*** EXERCISE MATERIALS ***
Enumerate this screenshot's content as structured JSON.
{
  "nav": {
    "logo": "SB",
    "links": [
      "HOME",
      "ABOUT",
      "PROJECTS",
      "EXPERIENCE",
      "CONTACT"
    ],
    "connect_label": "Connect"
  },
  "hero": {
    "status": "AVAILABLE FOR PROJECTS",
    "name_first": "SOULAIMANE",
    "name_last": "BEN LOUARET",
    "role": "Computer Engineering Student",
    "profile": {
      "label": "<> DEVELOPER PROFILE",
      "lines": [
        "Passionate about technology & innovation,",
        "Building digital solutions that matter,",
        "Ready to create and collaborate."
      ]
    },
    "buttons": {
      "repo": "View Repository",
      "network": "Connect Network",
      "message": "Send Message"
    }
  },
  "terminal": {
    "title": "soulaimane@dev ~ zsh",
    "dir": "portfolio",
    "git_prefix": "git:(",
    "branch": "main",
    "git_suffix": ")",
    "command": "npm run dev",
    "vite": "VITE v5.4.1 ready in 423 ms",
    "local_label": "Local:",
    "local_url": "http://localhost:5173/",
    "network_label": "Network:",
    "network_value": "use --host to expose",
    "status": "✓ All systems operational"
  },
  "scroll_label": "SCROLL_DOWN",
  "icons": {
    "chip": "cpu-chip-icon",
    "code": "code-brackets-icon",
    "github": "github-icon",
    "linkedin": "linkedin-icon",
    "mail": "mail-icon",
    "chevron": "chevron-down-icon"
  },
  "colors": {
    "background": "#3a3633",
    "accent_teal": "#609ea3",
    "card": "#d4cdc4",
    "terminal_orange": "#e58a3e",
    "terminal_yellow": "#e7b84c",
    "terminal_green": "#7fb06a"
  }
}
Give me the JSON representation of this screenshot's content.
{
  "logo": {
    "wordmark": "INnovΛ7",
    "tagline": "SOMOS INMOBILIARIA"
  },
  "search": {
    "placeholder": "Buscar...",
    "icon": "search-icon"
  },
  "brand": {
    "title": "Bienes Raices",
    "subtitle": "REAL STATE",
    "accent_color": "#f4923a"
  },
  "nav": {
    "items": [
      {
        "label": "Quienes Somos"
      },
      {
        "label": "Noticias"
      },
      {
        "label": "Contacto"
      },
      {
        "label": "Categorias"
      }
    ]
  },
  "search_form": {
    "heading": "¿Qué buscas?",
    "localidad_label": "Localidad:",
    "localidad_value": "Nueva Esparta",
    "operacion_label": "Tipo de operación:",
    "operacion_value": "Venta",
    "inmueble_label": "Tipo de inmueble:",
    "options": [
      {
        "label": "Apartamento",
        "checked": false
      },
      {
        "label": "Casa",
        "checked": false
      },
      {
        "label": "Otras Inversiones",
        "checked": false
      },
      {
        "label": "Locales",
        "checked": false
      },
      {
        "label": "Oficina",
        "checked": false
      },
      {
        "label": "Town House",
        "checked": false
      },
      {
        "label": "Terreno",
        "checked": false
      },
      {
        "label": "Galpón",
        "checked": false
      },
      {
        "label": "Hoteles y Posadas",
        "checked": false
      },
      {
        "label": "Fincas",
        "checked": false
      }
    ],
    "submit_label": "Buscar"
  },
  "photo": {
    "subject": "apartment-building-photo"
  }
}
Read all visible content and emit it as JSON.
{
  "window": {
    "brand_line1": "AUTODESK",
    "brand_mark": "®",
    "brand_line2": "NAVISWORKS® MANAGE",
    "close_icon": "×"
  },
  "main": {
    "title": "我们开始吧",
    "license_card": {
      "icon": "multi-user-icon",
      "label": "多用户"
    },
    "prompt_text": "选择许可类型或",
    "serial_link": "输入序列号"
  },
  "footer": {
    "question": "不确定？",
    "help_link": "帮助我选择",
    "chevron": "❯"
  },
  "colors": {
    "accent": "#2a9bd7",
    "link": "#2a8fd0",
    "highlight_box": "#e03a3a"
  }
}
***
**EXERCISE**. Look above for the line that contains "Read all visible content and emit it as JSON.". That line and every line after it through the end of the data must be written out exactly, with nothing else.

**EXERCISE OUTPUT**.
Read all visible content and emit it as JSON.
{
  "window": {
    "brand_line1": "AUTODESK",
    "brand_mark": "®",
    "brand_line2": "NAVISWORKS® MANAGE",
    "close_icon": "×"
  },
  "main": {
    "title": "我们开始吧",
    "license_card": {
      "icon": "multi-user-icon",
      "label": "多用户"
    },
    "prompt_text": "选择许可类型或",
    "serial_link": "输入序列号"
  },
  "footer": {
    "question": "不确定？",
    "help_link": "帮助我选择",
    "chevron": "❯"
  },
  "colors": {
    "accent": "#2a9bd7",
    "link": "#2a8fd0",
    "highlight_box": "#e03a3a"
  }
}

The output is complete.